- **Aim of the task**
All records must be restated word for word.

- **Supplied material**
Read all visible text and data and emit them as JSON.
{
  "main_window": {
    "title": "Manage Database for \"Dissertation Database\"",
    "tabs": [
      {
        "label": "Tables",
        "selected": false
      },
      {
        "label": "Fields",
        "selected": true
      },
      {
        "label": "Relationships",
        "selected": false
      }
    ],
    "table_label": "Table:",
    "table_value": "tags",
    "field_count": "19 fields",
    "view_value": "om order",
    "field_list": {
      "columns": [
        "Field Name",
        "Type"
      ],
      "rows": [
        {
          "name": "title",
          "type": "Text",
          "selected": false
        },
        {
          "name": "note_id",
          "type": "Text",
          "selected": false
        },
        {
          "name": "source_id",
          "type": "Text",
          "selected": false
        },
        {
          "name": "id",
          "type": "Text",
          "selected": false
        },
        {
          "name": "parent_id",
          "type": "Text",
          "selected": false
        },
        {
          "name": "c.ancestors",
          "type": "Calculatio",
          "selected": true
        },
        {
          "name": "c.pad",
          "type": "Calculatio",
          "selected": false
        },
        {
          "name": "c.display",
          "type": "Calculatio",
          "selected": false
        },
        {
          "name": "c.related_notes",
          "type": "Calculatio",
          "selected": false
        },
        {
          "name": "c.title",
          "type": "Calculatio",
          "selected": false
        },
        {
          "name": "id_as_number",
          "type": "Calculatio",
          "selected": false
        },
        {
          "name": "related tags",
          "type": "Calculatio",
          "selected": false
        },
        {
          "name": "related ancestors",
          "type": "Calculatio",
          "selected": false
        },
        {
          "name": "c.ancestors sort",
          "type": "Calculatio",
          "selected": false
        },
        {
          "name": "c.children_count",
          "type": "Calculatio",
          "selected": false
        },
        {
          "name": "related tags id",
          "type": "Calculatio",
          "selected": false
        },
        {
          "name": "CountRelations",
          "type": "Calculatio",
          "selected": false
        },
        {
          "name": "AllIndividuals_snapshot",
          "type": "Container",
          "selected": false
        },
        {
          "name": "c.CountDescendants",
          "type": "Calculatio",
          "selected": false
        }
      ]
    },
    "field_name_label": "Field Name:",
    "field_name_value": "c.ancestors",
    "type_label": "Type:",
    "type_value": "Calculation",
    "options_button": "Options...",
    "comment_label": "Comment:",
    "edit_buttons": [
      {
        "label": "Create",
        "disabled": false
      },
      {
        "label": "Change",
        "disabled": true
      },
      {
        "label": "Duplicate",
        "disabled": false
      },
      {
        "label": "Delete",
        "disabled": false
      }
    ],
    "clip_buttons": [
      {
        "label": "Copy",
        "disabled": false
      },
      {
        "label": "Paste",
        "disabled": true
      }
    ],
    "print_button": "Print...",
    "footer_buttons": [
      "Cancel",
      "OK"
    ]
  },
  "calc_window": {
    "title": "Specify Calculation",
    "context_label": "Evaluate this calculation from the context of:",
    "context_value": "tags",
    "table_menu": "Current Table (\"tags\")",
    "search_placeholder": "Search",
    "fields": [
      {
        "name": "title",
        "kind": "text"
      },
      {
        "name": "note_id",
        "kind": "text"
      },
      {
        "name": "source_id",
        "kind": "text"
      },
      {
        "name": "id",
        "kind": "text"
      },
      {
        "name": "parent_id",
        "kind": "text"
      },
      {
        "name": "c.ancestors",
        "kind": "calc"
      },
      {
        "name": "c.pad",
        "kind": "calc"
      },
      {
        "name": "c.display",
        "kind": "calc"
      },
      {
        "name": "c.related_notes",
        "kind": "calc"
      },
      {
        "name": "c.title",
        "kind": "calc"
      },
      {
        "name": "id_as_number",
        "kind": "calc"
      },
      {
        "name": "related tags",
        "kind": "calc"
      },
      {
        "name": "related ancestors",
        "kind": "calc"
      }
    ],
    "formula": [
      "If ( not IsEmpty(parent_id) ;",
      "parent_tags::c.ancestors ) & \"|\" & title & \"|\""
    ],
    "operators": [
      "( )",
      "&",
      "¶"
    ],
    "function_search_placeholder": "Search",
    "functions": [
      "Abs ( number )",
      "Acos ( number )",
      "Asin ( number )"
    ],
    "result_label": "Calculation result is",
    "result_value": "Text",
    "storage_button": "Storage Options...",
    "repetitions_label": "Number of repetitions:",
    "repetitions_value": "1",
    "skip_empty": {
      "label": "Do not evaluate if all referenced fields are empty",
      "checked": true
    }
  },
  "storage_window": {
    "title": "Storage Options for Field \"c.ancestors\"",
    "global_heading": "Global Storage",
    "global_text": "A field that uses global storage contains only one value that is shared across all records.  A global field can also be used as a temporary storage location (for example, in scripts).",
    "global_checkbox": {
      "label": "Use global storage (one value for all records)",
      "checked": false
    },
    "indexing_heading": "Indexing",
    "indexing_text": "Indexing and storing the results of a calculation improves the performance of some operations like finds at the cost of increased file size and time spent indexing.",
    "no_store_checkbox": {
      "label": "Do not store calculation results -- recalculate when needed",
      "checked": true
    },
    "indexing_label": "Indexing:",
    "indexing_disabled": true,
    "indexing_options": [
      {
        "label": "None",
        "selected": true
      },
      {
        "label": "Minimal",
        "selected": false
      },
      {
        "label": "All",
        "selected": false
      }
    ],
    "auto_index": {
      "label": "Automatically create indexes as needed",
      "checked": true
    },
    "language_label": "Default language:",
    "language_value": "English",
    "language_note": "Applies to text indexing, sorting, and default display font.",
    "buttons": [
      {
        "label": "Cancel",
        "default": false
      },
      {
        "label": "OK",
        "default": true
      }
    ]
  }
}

- **Exercise result**
Read all visible text and data and emit them as JSON.
{
  "main_window": {
    "title": "Manage Database for \"Dissertation Database\"",
    "tabs": [
      {
        "label": "Tables",
        "selected": false
      },
      {
        "label": "Fields",
        "selected": true
      },
      {
        "label": "Relationships",
        "selected": false
      }
    ],
    "table_label": "Table:",
    "table_value": "tags",
    "field_count": "19 fields",
    "view_value": "om order",
    "field_list": {
      "columns": [
        "Field Name",
        "Type"
      ],
      "rows": [
        {
          "name": "title",
          "type": "Text",
          "selected": false
        },
        {
          "name": "note_id",
          "type": "Text",
          "selected": false
        },
        {
          "name": "source_id",
          "type": "Text",
          "selected": false
        },
        {
          "name": "id",
          "type": "Text",
          "selected": false
        },
        {
          "name": "parent_id",
          "type": "Text",
          "selected": false
        },
        {
          "name": "c.ancestors",
          "type": "Calculatio",
          "selected": true
        },
        {
          "name": "c.pad",
          "type": "Calculatio",
          "selected": false
        },
        {
          "name": "c.display",
          "type": "Calculatio",
          "selected": false
        },
        {
          "name": "c.related_notes",
          "type": "Calculatio",
          "selected": false
        },
        {
          "name": "c.title",
          "type": "Calculatio",
          "selected": false
        },
        {
          "name": "id_as_number",
          "type": "Calculatio",
          "selected": false
        },
        {
          "name": "related tags",
          "type": "Calculatio",
          "selected": false
        },
        {
          "name": "related ancestors",
          "type": "Calculatio",
          "selected": false
        },
        {
          "name": "c.ancestors sort",
          "type": "Calculatio",
          "selected": false
        },
        {
          "name": "c.children_count",
          "type": "Calculatio",
          "selected": false
        },
        {
          "name": "related tags id",
          "type": "Calculatio",
          "selected": false
        },
        {
          "name": "CountRelations",
          "type": "Calculatio",
          "selected": false
        },
        {
          "name": "AllIndividuals_snapshot",
          "type": "Container",
          "selected": false
        },
        {
          "name": "c.CountDescendants",
          "type": "Calculatio",
          "selected": false
        }
      ]
    },
    "field_name_label": "Field Name:",
    "field_name_value": "c.ancestors",
    "type_label": "Type:",
    "type_value": "Calculation",
    "options_button": "Options...",
    "comment_label": "Comment:",
    "edit_buttons": [
      {
        "label": "Create",
        "disabled": false
      },
      {
        "label": "Change",
        "disabled": true
      },
      {
        "label": "Duplicate",
        "disabled": false
      },
      {
        "label": "Delete",
        "disabled": false
      }
    ],
    "clip_buttons": [
      {
        "label": "Copy",
        "disabled": false
      },
      {
        "label": "Paste",
        "disabled": true
      }
    ],
    "print_button": "Print...",
    "footer_buttons": [
      "Cancel",
      "OK"
    ]
  },
  "calc_window": {
    "title": "Specify Calculation",
    "context_label": "Evaluate this calculation from the context of:",
    "context_value": "tags",
    "table_menu": "Current Table (\"tags\")",
    "search_placeholder": "Search",
    "fields": [
      {
        "name": "title",
        "kind": "text"
      },
      {
        "name": "note_id",
        "kind": "text"
      },
      {
        "name": "source_id",
        "kind": "text"
      },
      {
        "name": "id",
        "kind": "text"
      },
      {
        "name": "parent_id",
        "kind": "text"
      },
      {
        "name": "c.ancestors",
        "kind": "calc"
      },
      {
        "name": "c.pad",
        "kind": "calc"
      },
      {
        "name": "c.display",
        "kind": "calc"
      },
      {
        "name": "c.related_notes",
        "kind": "calc"
      },
      {
        "name": "c.title",
        "kind": "calc"
      },
      {
        "name": "id_as_number",
        "kind": "calc"
      },
      {
        "name": "related tags",
        "kind": "calc"
      },
      {
        "name": "related ancestors",
        "kind": "calc"
      }
    ],
    "formula": [
      "If ( not IsEmpty(parent_id) ;",
      "parent_tags::c.ancestors ) & \"|\" & title & \"|\""
    ],
    "operators": [
      "( )",
      "&",
      "¶"
    ],
    "function_search_placeholder": "Search",
    "functions": [
      "Abs ( number )",
      "Acos ( number )",
      "Asin ( number )"
    ],
    "result_label": "Calculation result is",
    "result_value": "Text",
    "storage_button": "Storage Options...",
    "repetitions_label": "Number of repetitions:",
    "repetitions_value": "1",
    "skip_empty": {
      "label": "Do not evaluate if all referenced fields are empty",
      "checked": true
    }
  },
  "storage_window": {
    "title": "Storage Options for Field \"c.ancestors\"",
    "global_heading": "Global Storage",
    "global_text": "A field that uses global storage contains only one value that is shared across all records.  A global field can also be used as a temporary storage location (for example, in scripts).",
    "global_checkbox": {
      "label": "Use global storage (one value for all records)",
      "checked": false
    },
    "indexing_heading": "Indexing",
    "indexing_text": "Indexing and storing the results of a calculation improves the performance of some operations like finds at the cost of increased file size and time spent indexing.",
    "no_store_checkbox": {
      "label": "Do not store calculation results -- recalculate when needed",
      "checked": true
    },
    "indexing_label": "Indexing:",
    "indexing_disabled": true,
    "indexing_options": [
      {
        "label": "None",
        "selected": true
      },
      {
        "label": "Minimal",
        "selected": false
      },
      {
        "label": "All",
        "selected": false
      }
    ],
    "auto_index": {
      "label": "Automatically create indexes as needed",
      "checked": true
    },
    "language_label": "Default language:",
    "language_value": "English",
    "language_note": "Applies to text indexing, sorting, and default display font.",
    "buttons": [
      {
        "label": "Cancel",
        "default": false
      },
      {
        "label": "OK",
        "default": true
      }
    ]
  }
}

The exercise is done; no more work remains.